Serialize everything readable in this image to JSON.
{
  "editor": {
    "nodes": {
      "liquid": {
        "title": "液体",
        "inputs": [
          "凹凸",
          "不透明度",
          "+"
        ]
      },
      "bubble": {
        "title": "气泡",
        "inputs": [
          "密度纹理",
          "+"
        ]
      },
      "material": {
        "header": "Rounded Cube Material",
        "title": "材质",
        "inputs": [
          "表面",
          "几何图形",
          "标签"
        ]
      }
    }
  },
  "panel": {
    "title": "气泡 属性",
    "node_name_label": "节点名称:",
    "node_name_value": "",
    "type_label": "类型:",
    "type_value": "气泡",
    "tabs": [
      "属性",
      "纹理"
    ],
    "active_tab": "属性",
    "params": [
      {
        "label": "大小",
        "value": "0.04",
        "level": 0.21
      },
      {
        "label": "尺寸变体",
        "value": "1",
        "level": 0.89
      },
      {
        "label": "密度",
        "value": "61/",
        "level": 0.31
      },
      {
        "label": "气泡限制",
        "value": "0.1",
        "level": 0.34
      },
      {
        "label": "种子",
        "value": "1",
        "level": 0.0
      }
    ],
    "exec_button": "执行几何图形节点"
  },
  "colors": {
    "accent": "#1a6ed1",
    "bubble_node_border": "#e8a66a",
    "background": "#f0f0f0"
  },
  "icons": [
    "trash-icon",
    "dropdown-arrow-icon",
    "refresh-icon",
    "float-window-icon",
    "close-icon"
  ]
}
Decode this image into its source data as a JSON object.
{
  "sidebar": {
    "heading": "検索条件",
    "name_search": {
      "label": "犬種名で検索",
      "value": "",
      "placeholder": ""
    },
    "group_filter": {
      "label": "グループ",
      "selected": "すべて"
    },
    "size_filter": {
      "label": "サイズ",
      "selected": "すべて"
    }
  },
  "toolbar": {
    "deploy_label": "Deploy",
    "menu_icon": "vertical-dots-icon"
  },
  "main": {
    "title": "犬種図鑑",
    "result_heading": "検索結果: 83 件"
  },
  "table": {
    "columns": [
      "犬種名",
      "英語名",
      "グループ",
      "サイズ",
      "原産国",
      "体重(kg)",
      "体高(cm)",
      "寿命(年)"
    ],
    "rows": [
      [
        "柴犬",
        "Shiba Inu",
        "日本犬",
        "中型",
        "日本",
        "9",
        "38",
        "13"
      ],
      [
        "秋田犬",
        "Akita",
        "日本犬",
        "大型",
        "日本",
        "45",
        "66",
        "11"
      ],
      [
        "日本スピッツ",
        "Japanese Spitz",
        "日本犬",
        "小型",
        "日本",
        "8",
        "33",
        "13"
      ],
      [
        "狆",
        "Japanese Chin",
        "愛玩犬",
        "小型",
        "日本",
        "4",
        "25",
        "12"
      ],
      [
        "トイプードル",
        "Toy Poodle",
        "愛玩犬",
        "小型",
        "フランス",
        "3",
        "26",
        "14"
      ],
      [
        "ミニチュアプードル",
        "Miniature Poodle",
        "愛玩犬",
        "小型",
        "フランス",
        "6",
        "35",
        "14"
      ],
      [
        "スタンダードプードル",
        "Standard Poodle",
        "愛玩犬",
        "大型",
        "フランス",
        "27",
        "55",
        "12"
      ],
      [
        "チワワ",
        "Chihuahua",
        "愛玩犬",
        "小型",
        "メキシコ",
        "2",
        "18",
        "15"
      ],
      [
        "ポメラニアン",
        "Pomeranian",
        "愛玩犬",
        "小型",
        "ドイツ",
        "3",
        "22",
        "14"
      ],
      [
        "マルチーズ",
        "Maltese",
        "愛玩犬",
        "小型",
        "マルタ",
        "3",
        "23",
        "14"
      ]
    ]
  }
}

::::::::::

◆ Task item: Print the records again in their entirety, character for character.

◆ Written response:
Serialize everything readable in this image to JSON.
{
  "editor": {
    "nodes": {
      "liquid": {
        "title": "液体",
        "inputs": [
          "凹凸",
          "不透明度",
          "+"
        ]
      },
      "bubble": {
        "title": "气泡",
        "inputs": [
          "密度纹理",
          "+"
        ]
      },
      "material": {
        "header": "Rounded Cube Material",
        "title": "材质",
        "inputs": [
          "表面",
          "几何图形",
          "标签"
        ]
      }
    }
  },
  "panel": {
    "title": "气泡 属性",
    "node_name_label": "节点名称:",
    "node_name_value": "",
    "type_label": "类型:",
    "type_value": "气泡",
    "tabs": [
      "属性",
      "纹理"
    ],
    "active_tab": "属性",
    "params": [
      {
        "label": "大小",
        "value": "0.04",
        "level": 0.21
      },
      {
        "label": "尺寸变体",
        "value": "1",
        "level": 0.89
      },
      {
        "label": "密度",
        "value": "61/",
        "level": 0.31
      },
      {
        "label": "气泡限制",
        "value": "0.1",
        "level": 0.34
      },
      {
        "label": "种子",
        "value": "1",
        "level": 0.0
      }
    ],
    "exec_button": "执行几何图形节点"
  },
  "colors": {
    "accent": "#1a6ed1",
    "bubble_node_border": "#e8a66a",
    "background": "#f0f0f0"
  },
  "icons": [
    "trash-icon",
    "dropdown-arrow-icon",
    "refresh-icon",
    "float-window-icon",
    "close-icon"
  ]
}
Decode this image into its source data as a JSON object.
{
  "sidebar": {
    "heading": "検索条件",
    "name_search": {
      "label": "犬種名で検索",
      "value": "",
      "placeholder": ""
    },
    "group_filter": {
      "label": "グループ",
      "selected": "すべて"
    },
    "size_filter": {
      "label": "サイズ",
      "selected": "すべて"
    }
  },
  "toolbar": {
    "deploy_label": "Deploy",
    "menu_icon": "vertical-dots-icon"
  },
  "main": {
    "title": "犬種図鑑",
    "result_heading": "検索結果: 83 件"
  },
  "table": {
    "columns": [
      "犬種名",
      "英語名",
      "グループ",
      "サイズ",
      "原産国",
      "体重(kg)",
      "体高(cm)",
      "寿命(年)"
    ],
    "rows": [
      [
        "柴犬",
        "Shiba Inu",
        "日本犬",
        "中型",
        "日本",
        "9",
        "38",
        "13"
      ],
      [
        "秋田犬",
        "Akita",
        "日本犬",
        "大型",
        "日本",
        "45",
        "66",
        "11"
      ],
      [
        "日本スピッツ",
        "Japanese Spitz",
        "日本犬",
        "小型",
        "日本",
        "8",
        "33",
        "13"
      ],
      [
        "狆",
        "Japanese Chin",
        "愛玩犬",
        "小型",
        "日本",
        "4",
        "25",
        "12"
      ],
      [
        "トイプードル",
        "Toy Poodle",
        "愛玩犬",
        "小型",
        "フランス",
        "3",
        "26",
        "14"
      ],
      [
        "ミニチュアプードル",
        "Miniature Poodle",
        "愛玩犬",
        "小型",
        "フランス",
        "6",
        "35",
        "14"
      ],
      [
        "スタンダードプードル",
        "Standard Poodle",
        "愛玩犬",
        "大型",
        "フランス",
        "27",
        "55",
        "12"
      ],
      [
        "チワワ",
        "Chihuahua",
        "愛玩犬",
        "小型",
        "メキシコ",
        "2",
        "18",
        "15"
      ],
      [
        "ポメラニアン",
        "Pomeranian",
        "愛玩犬",
        "小型",
        "ドイツ",
        "3",
        "22",
        "14"
      ],
      [
        "マルチーズ",
        "Maltese",
        "愛玩犬",
        "小型",
        "マルタ",
        "3",
        "23",
        "14"
      ]
    ]
  }
}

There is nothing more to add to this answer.